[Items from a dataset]
·····

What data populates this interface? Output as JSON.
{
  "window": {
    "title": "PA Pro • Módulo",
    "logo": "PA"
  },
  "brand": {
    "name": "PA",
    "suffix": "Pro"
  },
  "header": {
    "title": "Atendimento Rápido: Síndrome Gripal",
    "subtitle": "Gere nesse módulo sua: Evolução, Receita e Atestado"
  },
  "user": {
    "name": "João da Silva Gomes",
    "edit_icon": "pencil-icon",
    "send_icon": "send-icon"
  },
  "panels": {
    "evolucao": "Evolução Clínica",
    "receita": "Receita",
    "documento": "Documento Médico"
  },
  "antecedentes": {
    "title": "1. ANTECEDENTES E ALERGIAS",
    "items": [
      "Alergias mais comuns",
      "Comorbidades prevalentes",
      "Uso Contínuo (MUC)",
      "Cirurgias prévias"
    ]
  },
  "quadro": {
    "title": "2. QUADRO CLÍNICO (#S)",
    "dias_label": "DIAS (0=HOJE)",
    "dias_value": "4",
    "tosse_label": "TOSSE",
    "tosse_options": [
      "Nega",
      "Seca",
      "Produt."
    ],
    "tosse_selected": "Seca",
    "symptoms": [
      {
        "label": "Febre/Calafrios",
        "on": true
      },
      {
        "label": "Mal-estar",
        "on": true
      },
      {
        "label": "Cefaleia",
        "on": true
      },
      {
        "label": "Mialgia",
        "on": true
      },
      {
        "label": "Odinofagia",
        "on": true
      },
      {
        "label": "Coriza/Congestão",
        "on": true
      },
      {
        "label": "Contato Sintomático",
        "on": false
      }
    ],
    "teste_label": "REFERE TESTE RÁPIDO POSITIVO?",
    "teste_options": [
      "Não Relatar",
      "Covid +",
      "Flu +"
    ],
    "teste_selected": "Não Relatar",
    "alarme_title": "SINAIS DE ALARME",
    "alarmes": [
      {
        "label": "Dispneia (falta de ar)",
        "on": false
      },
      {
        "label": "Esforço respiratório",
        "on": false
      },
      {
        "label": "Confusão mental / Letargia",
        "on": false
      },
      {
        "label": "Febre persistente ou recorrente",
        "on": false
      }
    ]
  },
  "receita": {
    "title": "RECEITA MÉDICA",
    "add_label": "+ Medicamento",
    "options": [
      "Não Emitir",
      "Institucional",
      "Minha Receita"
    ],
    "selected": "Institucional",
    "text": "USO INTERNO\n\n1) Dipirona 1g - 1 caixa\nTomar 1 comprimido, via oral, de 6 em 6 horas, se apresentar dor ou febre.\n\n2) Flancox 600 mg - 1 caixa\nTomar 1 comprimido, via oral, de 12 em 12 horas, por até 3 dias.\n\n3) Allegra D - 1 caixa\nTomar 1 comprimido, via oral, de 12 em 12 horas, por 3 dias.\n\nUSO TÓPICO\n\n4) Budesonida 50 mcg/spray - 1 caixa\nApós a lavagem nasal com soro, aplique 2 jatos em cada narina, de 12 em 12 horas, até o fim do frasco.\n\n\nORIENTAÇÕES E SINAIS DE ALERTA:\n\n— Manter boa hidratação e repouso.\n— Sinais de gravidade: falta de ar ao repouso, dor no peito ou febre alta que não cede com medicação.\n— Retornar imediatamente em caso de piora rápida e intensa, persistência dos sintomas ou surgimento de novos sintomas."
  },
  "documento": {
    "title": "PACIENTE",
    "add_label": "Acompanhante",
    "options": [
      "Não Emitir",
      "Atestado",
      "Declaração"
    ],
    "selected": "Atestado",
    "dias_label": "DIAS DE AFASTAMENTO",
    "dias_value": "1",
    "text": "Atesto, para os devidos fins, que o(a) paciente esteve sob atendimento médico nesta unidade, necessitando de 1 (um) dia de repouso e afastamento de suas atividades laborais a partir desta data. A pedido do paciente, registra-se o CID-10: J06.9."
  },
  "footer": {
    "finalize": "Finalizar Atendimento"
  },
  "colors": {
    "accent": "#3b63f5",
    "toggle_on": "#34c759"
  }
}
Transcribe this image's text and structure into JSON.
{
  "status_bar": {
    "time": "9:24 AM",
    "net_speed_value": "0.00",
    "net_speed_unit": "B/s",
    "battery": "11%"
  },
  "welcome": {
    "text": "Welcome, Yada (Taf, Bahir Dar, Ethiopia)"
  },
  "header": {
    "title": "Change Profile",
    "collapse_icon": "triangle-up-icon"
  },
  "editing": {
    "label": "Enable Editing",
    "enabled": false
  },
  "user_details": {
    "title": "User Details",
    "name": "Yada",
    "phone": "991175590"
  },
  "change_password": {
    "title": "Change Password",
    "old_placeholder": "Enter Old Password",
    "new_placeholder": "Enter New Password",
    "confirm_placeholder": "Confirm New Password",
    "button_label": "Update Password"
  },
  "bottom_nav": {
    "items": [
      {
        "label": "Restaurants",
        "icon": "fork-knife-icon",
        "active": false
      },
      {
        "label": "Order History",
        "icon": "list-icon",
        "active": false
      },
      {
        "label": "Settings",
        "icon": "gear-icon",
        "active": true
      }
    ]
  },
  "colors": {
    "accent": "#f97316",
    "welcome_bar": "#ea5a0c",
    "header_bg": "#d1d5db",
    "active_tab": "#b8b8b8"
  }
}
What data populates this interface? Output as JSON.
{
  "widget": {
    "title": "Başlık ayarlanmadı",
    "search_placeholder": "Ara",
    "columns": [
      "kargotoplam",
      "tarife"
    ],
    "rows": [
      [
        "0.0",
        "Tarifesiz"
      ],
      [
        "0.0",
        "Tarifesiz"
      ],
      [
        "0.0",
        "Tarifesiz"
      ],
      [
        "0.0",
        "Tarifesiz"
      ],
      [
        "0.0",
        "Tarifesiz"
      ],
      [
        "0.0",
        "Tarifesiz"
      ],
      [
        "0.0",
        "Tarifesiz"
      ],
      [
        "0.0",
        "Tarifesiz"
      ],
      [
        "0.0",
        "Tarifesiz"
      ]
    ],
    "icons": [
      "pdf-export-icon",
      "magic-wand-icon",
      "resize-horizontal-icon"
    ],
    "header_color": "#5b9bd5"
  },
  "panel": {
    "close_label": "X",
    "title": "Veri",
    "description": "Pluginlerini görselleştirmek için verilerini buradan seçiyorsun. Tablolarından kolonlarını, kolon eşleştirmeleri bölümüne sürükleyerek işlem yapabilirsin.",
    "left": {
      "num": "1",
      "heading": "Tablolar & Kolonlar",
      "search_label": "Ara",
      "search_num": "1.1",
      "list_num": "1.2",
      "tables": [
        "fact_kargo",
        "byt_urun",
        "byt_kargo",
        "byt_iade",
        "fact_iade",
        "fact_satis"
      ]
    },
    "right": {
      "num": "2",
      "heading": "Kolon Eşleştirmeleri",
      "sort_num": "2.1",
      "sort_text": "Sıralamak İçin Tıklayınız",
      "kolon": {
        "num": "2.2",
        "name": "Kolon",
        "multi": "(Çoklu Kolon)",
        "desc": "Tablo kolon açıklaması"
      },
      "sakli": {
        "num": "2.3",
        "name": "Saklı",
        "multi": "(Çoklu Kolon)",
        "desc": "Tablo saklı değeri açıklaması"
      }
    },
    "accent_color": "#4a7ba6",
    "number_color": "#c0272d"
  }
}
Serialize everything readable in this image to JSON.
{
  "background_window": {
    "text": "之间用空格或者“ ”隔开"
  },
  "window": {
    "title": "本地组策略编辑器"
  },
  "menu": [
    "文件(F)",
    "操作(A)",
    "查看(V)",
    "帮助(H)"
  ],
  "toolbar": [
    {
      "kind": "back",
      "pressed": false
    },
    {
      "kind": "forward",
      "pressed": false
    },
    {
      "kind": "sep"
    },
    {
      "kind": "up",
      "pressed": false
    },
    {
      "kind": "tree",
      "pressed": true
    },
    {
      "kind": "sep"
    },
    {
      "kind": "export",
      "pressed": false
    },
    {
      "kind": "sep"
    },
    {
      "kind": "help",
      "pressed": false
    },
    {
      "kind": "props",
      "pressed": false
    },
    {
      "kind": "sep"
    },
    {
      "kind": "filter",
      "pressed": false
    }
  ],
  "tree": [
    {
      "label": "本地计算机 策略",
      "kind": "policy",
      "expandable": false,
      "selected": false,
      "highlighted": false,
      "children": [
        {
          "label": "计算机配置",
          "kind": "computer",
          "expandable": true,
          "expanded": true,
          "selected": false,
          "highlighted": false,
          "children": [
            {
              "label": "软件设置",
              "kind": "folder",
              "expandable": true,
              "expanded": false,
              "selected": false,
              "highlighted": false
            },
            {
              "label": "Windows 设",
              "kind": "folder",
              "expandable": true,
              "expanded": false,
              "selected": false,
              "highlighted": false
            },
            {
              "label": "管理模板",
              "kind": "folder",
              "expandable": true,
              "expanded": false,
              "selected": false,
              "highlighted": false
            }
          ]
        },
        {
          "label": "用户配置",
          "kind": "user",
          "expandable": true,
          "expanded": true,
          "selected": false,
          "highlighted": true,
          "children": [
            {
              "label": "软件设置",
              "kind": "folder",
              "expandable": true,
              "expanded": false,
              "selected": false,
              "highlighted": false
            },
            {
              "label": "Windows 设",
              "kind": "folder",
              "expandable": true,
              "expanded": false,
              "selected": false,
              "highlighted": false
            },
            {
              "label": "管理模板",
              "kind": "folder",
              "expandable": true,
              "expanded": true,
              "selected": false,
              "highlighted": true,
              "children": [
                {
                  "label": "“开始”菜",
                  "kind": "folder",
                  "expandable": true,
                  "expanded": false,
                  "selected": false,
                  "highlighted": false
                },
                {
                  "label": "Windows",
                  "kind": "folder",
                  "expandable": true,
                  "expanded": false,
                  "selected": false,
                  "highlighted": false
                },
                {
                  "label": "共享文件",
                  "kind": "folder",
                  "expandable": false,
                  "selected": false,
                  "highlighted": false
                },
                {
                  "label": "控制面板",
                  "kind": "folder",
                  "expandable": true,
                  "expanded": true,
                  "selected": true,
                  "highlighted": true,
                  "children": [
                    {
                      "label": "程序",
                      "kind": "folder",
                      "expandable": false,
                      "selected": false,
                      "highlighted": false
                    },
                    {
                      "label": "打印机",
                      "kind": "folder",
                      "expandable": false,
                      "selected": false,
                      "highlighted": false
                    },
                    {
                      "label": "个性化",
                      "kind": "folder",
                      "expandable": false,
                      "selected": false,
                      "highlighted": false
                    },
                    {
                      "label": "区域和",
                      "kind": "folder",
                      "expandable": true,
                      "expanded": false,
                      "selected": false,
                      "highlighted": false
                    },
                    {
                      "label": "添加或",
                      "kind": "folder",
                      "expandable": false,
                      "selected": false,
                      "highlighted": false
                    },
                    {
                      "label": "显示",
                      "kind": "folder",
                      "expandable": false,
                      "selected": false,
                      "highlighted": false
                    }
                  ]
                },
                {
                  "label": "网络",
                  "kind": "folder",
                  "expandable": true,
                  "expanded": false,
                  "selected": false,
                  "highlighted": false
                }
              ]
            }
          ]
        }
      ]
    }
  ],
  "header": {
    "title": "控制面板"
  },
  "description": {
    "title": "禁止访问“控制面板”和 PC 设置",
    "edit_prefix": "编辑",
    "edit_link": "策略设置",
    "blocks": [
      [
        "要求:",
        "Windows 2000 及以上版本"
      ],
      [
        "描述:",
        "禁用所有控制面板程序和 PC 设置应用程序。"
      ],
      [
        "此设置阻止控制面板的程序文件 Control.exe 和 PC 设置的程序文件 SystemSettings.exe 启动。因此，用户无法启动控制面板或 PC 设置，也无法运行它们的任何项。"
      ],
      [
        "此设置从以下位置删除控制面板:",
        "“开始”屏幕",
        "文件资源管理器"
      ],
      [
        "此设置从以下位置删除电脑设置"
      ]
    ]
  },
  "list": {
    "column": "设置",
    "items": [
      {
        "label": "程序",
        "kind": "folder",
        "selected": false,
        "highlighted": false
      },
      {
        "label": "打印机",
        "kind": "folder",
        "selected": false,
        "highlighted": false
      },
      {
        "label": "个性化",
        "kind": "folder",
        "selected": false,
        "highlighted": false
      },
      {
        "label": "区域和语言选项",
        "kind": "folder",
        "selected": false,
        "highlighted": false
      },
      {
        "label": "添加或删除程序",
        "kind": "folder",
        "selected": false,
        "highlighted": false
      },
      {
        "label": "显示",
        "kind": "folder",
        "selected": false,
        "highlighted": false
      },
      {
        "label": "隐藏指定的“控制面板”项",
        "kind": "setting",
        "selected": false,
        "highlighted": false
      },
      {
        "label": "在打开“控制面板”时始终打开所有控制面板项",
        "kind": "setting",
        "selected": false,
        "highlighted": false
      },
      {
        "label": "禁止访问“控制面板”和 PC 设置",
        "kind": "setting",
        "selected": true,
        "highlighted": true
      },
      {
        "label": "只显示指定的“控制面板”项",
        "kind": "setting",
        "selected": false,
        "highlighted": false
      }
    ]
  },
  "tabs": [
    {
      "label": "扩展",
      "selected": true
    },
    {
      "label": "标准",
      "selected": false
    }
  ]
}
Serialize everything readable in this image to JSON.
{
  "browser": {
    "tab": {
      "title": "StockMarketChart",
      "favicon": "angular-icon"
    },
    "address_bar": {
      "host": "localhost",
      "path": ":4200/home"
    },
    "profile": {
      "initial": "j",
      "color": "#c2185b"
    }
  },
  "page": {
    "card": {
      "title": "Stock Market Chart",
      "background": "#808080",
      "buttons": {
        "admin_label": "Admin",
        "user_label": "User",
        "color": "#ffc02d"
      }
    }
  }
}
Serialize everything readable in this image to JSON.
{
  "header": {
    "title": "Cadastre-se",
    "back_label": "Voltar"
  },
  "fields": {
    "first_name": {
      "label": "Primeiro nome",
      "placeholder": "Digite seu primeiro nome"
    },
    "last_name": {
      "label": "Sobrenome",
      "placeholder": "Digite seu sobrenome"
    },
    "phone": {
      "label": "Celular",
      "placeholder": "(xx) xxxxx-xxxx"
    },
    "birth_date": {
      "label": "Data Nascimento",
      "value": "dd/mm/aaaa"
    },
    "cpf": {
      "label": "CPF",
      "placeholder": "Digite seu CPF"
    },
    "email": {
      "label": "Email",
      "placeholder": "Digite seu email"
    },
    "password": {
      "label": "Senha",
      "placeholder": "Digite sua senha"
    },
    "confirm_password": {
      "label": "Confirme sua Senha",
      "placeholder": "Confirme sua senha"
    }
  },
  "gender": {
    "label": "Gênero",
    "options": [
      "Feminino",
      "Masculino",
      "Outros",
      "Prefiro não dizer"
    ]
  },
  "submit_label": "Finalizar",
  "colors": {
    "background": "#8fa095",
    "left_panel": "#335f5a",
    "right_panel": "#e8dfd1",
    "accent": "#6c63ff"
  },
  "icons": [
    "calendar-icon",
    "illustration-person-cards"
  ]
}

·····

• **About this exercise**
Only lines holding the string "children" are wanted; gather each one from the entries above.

• **Solution to this task**
      "children": [
          "children": [
          "children": [
              "children": [
                  "children": [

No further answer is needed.